- What to do:
Return each line of the records below that contains the word "Withdrawal".

====== Supplied material

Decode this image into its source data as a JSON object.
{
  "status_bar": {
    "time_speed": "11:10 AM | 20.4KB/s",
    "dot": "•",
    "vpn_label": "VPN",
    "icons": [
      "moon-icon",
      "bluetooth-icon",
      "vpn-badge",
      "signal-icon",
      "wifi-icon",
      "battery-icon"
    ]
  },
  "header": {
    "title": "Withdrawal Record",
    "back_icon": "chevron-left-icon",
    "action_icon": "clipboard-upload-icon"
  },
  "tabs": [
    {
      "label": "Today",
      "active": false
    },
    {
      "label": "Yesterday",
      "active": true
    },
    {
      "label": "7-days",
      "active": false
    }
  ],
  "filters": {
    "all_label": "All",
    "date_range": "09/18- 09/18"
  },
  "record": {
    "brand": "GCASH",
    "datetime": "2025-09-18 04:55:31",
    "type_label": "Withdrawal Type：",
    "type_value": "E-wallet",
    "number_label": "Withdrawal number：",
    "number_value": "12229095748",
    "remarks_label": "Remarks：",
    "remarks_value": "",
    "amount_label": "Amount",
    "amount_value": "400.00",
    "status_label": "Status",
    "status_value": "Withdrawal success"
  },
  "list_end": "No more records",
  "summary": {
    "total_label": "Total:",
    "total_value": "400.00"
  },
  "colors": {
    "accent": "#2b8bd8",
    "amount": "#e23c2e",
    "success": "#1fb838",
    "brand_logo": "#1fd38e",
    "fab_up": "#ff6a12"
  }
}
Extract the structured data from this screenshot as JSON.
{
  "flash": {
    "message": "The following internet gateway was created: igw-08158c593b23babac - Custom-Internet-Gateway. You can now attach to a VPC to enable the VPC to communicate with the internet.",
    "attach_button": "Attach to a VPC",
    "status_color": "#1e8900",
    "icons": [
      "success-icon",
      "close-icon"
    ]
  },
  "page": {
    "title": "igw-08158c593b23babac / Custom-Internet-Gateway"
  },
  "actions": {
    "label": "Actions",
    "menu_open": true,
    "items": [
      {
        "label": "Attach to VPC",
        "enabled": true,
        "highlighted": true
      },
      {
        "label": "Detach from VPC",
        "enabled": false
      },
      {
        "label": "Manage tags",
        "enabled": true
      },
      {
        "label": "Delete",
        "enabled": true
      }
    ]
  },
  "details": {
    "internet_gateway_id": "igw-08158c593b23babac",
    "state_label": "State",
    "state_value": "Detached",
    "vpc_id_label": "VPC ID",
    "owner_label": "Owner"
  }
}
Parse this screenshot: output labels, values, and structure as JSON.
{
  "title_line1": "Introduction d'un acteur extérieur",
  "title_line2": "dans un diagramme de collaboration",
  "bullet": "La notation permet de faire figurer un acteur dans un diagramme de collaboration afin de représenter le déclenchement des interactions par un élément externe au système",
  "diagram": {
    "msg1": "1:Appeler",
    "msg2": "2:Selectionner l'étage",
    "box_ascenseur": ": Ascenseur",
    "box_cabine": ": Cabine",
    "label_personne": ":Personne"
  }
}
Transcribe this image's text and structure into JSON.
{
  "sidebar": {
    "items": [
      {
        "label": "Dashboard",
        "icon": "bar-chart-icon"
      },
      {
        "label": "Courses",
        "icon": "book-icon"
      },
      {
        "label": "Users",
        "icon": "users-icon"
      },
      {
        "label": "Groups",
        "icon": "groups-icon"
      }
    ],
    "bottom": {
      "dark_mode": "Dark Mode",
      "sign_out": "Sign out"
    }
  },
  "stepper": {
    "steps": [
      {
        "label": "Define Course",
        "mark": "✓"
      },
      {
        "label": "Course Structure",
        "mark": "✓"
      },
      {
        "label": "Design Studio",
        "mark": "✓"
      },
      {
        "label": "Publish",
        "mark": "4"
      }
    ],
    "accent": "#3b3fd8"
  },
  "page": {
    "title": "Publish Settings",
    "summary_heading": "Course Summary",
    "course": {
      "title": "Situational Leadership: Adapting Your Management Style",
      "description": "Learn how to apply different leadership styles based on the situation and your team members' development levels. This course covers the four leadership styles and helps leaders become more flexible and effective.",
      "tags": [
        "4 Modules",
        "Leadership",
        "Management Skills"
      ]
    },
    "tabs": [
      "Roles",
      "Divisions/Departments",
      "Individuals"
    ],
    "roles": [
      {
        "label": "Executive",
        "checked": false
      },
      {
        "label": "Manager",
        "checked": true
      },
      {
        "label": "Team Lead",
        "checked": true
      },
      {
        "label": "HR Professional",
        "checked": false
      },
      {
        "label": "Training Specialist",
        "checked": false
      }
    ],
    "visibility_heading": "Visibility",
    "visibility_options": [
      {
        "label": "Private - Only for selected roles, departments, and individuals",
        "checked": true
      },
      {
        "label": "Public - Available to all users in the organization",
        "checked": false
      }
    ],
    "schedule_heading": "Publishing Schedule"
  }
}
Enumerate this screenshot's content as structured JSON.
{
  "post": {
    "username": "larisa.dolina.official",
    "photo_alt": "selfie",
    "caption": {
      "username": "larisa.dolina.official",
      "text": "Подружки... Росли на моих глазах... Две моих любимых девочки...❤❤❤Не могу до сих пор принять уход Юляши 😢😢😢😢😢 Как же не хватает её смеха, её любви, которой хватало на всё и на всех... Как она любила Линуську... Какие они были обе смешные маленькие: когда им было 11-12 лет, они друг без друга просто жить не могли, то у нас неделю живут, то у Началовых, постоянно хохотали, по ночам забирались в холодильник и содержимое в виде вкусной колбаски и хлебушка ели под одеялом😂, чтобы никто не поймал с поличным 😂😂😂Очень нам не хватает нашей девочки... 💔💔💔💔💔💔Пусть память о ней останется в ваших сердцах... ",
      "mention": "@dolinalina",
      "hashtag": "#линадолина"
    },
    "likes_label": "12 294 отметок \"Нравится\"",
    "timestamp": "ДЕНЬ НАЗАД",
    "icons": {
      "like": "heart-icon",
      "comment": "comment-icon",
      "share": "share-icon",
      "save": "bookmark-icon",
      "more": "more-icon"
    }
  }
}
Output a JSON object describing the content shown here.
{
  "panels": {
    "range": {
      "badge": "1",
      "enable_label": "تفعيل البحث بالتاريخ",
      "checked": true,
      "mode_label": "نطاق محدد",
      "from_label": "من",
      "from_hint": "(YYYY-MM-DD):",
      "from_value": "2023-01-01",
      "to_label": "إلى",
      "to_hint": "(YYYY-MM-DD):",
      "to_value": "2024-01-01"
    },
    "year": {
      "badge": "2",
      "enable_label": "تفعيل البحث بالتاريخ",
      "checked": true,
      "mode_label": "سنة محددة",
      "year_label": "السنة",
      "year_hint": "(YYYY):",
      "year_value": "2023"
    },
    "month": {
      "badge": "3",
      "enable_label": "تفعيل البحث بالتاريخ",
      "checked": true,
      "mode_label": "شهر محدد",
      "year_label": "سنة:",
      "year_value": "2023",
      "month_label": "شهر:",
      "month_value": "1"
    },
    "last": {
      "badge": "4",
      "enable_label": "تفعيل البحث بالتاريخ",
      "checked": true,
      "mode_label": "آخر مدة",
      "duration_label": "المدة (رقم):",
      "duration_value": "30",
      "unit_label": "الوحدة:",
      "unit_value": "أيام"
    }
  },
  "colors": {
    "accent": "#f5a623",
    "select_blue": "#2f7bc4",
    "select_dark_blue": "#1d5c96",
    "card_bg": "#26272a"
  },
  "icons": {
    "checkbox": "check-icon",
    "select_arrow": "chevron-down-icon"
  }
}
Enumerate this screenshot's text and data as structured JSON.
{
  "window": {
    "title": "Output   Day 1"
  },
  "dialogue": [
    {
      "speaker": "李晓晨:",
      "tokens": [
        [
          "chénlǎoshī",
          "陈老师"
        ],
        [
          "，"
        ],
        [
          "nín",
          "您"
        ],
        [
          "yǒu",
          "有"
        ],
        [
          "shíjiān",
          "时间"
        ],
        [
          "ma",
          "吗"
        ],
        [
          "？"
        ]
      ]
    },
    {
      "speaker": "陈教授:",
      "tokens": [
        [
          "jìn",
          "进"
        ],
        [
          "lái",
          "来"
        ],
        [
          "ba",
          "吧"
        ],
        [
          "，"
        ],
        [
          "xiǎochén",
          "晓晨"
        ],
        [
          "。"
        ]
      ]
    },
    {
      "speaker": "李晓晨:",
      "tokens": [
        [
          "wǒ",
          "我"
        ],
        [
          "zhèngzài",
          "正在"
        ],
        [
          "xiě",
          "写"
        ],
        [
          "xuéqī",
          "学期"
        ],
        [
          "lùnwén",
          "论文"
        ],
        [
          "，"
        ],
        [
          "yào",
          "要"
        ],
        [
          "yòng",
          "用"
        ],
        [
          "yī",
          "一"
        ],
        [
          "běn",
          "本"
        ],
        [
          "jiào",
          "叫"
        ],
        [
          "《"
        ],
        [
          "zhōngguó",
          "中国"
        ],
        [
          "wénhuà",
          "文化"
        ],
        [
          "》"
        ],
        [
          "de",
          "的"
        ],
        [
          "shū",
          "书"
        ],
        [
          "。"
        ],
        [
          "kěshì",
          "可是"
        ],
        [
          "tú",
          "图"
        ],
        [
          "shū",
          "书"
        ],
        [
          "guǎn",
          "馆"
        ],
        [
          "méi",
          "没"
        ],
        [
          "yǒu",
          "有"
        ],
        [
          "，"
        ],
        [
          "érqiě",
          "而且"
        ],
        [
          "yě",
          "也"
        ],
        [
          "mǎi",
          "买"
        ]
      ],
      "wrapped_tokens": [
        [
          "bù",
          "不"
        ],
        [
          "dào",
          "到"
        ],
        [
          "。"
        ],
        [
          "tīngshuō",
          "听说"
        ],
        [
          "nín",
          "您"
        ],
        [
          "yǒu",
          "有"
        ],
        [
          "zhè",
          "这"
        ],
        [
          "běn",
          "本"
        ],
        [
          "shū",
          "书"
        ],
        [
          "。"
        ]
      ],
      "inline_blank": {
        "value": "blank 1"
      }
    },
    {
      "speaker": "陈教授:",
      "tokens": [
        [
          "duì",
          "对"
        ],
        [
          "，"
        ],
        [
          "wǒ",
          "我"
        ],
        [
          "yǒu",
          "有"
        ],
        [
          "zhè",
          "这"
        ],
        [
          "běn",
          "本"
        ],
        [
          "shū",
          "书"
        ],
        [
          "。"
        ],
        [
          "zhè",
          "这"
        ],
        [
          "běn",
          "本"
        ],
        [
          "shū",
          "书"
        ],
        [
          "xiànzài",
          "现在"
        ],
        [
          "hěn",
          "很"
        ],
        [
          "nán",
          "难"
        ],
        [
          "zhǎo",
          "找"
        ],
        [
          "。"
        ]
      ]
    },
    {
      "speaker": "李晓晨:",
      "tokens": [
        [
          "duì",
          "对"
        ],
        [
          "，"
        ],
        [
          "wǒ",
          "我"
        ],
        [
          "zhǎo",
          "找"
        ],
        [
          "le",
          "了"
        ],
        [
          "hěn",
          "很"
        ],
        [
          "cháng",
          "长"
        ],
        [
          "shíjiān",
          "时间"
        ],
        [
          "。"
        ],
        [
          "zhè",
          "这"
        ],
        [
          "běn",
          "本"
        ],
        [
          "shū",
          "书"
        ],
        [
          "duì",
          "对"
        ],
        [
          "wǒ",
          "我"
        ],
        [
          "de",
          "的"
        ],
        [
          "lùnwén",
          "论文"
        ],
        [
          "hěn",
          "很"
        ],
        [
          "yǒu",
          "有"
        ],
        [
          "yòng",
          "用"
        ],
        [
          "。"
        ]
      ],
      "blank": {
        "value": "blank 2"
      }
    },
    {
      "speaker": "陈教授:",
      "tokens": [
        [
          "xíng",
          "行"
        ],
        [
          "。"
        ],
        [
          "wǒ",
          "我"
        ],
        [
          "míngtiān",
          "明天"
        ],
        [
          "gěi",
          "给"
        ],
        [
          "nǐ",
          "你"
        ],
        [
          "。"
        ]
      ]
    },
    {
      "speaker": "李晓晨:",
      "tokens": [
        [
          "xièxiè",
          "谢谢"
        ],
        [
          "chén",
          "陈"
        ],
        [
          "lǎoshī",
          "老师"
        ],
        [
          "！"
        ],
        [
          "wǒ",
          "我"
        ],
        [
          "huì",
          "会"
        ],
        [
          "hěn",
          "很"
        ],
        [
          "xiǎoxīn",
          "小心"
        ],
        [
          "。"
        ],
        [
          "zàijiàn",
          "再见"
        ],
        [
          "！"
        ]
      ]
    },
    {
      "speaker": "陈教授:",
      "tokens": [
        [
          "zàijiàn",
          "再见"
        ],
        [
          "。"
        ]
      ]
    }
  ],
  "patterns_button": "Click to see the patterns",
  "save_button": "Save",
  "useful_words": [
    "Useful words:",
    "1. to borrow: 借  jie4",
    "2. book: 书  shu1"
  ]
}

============

- Solution for this problem:
    "title": "Withdrawal Record",
    "type_label": "Withdrawal Type：",
    "number_label": "Withdrawal number：",
    "status_value": "Withdrawal success"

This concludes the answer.